You just got dreaded news you’re a victim of identity theft. What a shock! You can’t believe it. It takes a while to sink in. Can it be true? Who could masquerade as you? What are they doing as you? What damage have they done? The questions just never end! You are awash in various emotions. Now what do you do?
First … who contacted you about the theft? Are they reliable? Do you do business with them in such a way that they might suspect identity theft? In other words, stop and think because you might actually become a victim of a scam instead! Yep, no theft yet … but if you respond to an email … you could about to be! Read more on scams in my blogs here. If you Google “identity theft” you get many results … but concentrate at this point on the Federal and State government official websites.
Okay, it appears to be real. Contact who notified you … NOT by email. In person or in phone. How do they know? You’ll need that information to file a police report.
A consumer resource to help you resolve identity theft.
California Department of Justice (DOJ) – Google your state’s DOJ for identity theft help in your state.
How to minimize your risk of identity theft …
Helpful tips from the FTC about being on guard when you are online (so you may avoid all of the above as best you can).

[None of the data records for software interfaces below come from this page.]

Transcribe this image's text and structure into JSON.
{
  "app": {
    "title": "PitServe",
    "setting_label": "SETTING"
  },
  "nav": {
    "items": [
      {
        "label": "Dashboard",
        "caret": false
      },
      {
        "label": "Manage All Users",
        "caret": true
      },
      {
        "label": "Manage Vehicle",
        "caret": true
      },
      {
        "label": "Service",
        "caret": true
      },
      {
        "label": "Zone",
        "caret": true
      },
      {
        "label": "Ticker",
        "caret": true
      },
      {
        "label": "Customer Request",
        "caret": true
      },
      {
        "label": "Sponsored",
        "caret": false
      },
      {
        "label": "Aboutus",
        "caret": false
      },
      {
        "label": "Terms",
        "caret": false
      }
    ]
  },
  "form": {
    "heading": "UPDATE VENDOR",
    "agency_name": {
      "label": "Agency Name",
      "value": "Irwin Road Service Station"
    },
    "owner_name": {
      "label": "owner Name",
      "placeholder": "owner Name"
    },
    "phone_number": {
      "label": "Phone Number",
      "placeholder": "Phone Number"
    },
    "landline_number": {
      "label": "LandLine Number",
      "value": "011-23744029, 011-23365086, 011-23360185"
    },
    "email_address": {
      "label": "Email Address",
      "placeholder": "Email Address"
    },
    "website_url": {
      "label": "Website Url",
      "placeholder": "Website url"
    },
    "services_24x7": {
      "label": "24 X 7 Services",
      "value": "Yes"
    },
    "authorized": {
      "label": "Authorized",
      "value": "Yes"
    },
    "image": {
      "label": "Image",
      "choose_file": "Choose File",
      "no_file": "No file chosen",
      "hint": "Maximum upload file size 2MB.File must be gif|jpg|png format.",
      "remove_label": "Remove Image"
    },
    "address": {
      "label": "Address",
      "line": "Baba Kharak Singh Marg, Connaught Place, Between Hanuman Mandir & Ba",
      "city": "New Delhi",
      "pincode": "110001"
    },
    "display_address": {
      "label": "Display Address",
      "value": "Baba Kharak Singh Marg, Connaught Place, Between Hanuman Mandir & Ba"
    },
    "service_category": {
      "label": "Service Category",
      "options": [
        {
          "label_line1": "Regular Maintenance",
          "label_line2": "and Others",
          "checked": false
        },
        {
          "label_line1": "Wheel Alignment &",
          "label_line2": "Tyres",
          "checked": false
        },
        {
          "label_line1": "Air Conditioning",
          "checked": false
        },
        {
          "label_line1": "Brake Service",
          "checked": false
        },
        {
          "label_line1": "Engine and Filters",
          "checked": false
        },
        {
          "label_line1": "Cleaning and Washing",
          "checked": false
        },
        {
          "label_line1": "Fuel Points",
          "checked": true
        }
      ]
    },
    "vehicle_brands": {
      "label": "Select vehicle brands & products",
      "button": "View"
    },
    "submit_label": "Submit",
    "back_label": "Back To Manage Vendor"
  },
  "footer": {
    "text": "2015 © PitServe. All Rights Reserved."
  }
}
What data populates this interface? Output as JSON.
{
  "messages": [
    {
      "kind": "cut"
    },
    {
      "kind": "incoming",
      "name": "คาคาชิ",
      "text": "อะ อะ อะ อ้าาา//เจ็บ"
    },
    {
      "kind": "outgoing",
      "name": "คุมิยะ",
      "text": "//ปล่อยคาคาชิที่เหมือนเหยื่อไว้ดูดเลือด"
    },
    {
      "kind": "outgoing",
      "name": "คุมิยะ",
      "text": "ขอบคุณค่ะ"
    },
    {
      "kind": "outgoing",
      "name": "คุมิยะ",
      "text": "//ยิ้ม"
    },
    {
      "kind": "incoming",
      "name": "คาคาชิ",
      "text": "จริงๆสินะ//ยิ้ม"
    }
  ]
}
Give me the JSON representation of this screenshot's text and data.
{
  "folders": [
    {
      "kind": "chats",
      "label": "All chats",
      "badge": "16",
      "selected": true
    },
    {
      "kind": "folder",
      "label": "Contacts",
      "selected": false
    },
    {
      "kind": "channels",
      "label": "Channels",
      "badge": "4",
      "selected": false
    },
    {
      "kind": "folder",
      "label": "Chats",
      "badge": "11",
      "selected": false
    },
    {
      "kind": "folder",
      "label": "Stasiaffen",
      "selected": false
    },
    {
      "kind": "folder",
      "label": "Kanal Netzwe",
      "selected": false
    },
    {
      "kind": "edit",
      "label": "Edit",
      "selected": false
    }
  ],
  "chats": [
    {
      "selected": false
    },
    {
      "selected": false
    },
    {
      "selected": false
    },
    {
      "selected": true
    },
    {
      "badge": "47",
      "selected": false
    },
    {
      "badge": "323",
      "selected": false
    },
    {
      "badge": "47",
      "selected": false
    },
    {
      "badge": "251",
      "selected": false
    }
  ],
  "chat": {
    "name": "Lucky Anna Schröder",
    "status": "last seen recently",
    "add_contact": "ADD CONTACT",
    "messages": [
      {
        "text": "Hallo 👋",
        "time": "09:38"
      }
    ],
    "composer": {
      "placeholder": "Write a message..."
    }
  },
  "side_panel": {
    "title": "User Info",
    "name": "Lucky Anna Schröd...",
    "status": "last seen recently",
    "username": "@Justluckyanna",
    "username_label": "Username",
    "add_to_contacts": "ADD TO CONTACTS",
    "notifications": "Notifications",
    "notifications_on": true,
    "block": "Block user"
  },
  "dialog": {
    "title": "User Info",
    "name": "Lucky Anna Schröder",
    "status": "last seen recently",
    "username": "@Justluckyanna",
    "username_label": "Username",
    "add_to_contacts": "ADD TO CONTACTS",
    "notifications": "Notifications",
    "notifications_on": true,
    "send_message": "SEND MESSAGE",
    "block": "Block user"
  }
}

Few people think of this … but your tax preparer gets all kinds of handy information that may also be used for identity theft. You may go to California’s Tax Education Council’s website to verify your tax preparer (are they legitimate? … look for helpful information links on the side panel navigation bar once on the site … especially the “Verify a Tax Preparer” link).
There are just so many ways of being scammed and many things stolen from you these days. The above resources may be a start to help if you have been a victim. They may also help you avoid becoming a victim.
Non-government website links are not endorsed by me … they are merely provided as possible additional resources. Consider carefully what you do with any website before you enroll in a program, send money or provide personal information. Most legitimate websites on this topic provide services free of charge and don’t need personal information to help you.
See also IRS Scams.
PS. I also read an interesting article which I can’t find a link to … however, the point that jumped out was that most people fret about their data being compromised on some server somewhere. Those servers are getting harder for a common thief to crack; and more sophisticated criminals are after bigger fish … so they, the common thief, are going after the softer target … YOU! You are the vulnerability thieves seek to exploit and it happens very easily when you fall for a scam of some sort and simply hand the thief the information they are looking for.